But it’s not enough to know that you are imparting a force on the rod, because what biomechanists want to know (or at least, I do) is much more nebulous: How did you produce that force? Well, muscles pull on tendons which pull on bones, and ligaments stabilize the connections between them all. If that sounds like an internal machine, you’re right. In this case, when you turn your thumb down, the pronator teres and pronator quadratus activate to pull the radius towards the ulna (the bones in your forearm) – and there you go, your thumb is down in a display of disapproval. But… tendons and ligaments were subject to some force in this whole endeavor, and so were both of the bones. Quantifying exactly how much force each part received is… tricky. To calculate net force, you need to know the weight of all of the body parts. Since that’s impossible, we need to use estimations from Zatsiorsky and deLeva to turn kinematic equations into kinetic ones. You can derive the average weight of the humerus in an adult male’s body by dividing his total body weight by X% and so forth. As you can probably tell, this is not very precise, nor is it it accurate.
And, thus, this is exactly the problem. No two humans have identical bone cortex density, nor do their muscles pull in the same way (nor are they even of the same composition), nor do tendons/ligaments act in the same manner. The slightest mechanical change in movement can alter how the forces are distributed – both from a peak and total viewpoint.
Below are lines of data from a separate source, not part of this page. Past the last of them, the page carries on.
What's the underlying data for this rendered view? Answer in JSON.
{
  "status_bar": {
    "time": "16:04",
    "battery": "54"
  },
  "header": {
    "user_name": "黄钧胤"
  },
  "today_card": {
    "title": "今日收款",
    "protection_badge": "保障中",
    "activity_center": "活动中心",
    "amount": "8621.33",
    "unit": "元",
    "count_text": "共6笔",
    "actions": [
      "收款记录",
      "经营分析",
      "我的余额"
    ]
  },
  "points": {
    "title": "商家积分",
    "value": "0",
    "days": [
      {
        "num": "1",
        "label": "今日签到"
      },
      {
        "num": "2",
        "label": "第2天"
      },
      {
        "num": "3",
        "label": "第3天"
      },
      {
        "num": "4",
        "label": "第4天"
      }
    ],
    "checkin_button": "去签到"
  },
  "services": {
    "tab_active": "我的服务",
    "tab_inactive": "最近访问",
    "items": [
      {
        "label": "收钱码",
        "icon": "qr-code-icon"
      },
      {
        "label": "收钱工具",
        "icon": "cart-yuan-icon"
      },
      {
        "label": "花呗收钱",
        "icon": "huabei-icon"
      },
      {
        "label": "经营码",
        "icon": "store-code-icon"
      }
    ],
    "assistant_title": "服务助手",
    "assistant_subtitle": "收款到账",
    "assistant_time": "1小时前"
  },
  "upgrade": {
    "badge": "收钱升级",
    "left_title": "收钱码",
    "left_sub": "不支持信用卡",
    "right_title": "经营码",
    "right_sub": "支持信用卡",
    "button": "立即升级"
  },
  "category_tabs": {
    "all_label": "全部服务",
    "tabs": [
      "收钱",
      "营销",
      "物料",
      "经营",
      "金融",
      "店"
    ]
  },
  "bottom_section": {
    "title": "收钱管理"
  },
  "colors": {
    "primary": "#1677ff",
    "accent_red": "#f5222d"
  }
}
Now think: What is the effective load on the ulnar collateral ligament (UCL) when the humerus is internally rotating at thousands of degrees per second, when the pitcher is holding a 5 oz. regulation baseball? Tough question. We know the anterior band of the UCL is under heavy stress during the throwing motion, as the ulna and humerus are being literally pulled apart! But quantifying the forces is, again, very hard. The angle of the forearm relative to the humerus is important, as is the position of the wrist – is it radially deviated? – and the rotational position of the forearm – how supinated/pronated is it?
We’re not even touching on the fact that an ideal model could film at an infinite sampling rate producing a perfect three-dimensional model – but the real world is nothing like this. Using the calculus-based concept of Direct Linear Transformation (DLT) – read up if you’re brave http://en.wikipedia.org/wiki/Direct_linear_transformation – we take multiple sources of video calibrated to a control object and can reconstruct a three-dimensional model of the pitcher. But there’s a loooooot of room for error here – the precision of the control object’s dimensions, the sampling rate of the cameras, the ability to synchronize the cameras together on a single frame…
It’s no stretch to say that this is very difficult stuff. Multiple Ph. D. candidates have contacted me asking me how far along my work has come, and when I tell them what I’m doing, all of them are shocked. Even the person running the motion capture laboratory at the University of Washington couldn’t believe what I was able to do with a handful of old research papers written by the original DLT theorists (Dr. Jesus Dapena and Michael Feltner).
So it’s a sole effort that I’m pushing forth, which is fun because it’s uncharted territory, but also very frustrating and terrible because I have no peers. This is not an egotistical statement; rather, it is a realistic one. Everyone performing biomechanics “research” have all moved on to labs costing hundreds of thousands of dollars while we’re still using equipment that would have been used in the 1990’s. As such, we need to do a lot more legwork. (When I say “we,” I mean my assistant and I.)